What is expected: What is needed is each line of the data below that holds the string "screenshot".

Data about app and page elements:
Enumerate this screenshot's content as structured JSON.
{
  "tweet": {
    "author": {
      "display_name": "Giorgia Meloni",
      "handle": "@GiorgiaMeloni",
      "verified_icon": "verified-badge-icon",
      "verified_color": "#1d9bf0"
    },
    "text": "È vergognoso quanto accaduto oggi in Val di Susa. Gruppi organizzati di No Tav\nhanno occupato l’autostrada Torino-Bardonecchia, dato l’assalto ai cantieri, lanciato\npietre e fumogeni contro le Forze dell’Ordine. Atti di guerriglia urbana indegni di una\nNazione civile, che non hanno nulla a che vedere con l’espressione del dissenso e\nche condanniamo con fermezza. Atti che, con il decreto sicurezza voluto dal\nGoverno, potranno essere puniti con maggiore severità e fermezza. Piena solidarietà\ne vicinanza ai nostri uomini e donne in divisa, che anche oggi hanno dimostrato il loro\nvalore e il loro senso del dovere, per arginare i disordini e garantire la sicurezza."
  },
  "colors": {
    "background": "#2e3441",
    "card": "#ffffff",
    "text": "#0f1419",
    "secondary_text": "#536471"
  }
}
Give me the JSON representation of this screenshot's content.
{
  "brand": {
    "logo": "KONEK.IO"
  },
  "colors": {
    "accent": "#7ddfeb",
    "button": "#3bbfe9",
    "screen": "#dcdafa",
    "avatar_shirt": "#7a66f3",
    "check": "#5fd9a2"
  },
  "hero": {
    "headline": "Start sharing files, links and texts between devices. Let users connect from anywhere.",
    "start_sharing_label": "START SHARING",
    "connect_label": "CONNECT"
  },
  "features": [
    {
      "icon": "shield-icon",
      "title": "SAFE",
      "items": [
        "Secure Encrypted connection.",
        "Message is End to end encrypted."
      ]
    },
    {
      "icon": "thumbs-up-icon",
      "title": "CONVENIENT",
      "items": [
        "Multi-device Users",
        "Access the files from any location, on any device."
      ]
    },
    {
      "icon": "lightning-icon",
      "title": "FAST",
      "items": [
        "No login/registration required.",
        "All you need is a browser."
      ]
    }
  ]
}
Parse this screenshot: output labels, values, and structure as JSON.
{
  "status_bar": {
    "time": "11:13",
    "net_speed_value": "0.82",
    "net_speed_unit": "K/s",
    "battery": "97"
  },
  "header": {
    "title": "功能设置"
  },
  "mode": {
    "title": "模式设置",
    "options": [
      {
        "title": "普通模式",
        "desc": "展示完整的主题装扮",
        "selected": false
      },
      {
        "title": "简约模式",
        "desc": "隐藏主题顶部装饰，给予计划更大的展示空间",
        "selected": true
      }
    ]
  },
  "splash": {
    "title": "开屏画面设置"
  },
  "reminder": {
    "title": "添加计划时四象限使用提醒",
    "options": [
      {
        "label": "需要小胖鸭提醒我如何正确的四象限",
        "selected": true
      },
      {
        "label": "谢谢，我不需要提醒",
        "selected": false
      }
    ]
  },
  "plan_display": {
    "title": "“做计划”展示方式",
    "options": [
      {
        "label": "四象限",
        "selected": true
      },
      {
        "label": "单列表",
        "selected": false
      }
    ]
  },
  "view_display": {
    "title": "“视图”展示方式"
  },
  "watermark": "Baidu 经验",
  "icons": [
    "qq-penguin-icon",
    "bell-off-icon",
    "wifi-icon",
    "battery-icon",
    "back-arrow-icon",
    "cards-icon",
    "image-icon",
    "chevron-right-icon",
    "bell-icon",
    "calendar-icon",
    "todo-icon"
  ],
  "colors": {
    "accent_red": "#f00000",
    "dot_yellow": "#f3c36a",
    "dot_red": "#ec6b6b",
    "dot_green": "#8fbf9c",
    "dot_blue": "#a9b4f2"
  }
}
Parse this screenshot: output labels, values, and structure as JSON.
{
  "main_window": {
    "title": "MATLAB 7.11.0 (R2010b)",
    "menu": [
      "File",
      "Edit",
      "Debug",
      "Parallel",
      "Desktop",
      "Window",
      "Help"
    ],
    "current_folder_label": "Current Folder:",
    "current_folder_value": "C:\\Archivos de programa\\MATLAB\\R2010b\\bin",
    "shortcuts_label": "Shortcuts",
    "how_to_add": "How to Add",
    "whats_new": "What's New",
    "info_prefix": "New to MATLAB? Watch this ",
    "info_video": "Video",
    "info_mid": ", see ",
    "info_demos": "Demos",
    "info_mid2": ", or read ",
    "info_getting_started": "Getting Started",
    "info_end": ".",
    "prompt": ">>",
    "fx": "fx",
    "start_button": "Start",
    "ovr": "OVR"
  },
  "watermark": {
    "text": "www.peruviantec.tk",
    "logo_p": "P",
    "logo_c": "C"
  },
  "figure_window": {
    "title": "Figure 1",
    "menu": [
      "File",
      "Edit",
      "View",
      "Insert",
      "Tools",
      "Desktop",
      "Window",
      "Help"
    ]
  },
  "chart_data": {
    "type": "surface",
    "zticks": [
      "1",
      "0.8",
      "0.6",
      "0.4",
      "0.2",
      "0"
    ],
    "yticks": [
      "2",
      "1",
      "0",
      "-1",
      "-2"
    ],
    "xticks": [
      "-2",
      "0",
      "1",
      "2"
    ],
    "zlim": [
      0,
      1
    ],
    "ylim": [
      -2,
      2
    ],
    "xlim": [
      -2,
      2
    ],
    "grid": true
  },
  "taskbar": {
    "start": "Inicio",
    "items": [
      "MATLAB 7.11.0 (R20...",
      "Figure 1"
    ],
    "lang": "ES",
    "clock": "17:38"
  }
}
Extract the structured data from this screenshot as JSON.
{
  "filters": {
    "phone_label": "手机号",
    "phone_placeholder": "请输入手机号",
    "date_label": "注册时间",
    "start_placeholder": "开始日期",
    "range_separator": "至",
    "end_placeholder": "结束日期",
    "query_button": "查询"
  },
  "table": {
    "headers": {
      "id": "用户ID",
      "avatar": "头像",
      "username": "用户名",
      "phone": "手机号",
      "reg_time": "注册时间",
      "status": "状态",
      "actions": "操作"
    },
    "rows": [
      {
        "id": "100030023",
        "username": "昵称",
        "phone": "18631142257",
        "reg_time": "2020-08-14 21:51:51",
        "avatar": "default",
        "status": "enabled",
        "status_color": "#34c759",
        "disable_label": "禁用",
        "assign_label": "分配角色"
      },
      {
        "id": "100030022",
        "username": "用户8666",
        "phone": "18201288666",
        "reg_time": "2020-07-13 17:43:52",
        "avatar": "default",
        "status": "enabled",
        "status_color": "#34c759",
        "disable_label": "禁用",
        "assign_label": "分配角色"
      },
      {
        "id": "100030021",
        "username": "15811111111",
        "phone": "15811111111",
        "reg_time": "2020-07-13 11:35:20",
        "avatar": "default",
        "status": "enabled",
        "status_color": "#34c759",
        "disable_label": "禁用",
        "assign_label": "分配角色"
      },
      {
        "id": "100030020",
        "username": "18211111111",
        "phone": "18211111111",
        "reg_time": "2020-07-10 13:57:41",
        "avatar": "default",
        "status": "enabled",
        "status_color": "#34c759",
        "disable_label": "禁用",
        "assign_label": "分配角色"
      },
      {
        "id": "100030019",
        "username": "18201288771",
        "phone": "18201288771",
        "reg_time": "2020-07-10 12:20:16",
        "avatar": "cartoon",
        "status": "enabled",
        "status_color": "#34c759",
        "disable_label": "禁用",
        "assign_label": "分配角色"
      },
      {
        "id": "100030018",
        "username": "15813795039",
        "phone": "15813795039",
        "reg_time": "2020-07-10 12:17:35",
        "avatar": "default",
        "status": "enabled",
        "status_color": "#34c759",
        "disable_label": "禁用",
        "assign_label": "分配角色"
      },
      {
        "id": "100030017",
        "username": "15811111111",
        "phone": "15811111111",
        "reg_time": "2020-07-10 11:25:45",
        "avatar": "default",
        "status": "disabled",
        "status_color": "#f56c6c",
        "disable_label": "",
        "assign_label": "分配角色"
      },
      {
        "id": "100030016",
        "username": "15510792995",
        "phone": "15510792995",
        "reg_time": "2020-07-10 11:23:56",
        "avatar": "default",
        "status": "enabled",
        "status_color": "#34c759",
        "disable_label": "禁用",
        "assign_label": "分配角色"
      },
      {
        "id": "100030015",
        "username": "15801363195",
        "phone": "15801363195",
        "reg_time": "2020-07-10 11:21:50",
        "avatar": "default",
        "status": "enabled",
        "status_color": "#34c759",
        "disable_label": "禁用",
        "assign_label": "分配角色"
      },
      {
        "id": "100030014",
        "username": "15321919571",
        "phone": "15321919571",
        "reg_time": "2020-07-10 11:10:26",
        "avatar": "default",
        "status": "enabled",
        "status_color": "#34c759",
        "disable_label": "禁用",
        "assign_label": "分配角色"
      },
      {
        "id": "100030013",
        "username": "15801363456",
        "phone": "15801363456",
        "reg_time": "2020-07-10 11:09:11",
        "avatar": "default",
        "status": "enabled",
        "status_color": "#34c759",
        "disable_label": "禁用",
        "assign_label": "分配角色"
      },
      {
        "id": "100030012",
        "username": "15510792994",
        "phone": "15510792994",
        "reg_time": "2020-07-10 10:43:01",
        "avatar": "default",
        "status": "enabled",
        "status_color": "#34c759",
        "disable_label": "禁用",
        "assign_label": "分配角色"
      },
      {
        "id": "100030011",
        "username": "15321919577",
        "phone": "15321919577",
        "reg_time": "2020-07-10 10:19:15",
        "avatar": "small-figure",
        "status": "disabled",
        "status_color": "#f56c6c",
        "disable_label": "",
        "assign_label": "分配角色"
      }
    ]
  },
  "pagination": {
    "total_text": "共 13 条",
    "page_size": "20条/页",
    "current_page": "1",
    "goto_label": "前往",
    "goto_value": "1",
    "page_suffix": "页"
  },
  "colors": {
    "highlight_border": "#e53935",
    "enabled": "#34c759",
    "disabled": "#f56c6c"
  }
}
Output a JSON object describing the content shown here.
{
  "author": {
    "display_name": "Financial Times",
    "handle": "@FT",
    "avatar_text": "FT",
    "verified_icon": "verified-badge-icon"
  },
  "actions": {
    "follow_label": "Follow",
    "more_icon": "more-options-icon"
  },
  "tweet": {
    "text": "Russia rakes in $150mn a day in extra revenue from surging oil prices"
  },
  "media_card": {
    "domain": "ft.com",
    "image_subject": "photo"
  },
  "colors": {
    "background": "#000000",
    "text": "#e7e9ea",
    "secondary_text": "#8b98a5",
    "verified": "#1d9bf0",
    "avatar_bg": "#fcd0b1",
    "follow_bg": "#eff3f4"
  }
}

Written solution:
Enumerate this screenshot's content as structured JSON.
Give me the JSON representation of this screenshot's content.
Parse this screenshot: output labels, values, and structure as JSON.
Parse this screenshot: output labels, values, and structure as JSON.
Extract the structured data from this screenshot as JSON.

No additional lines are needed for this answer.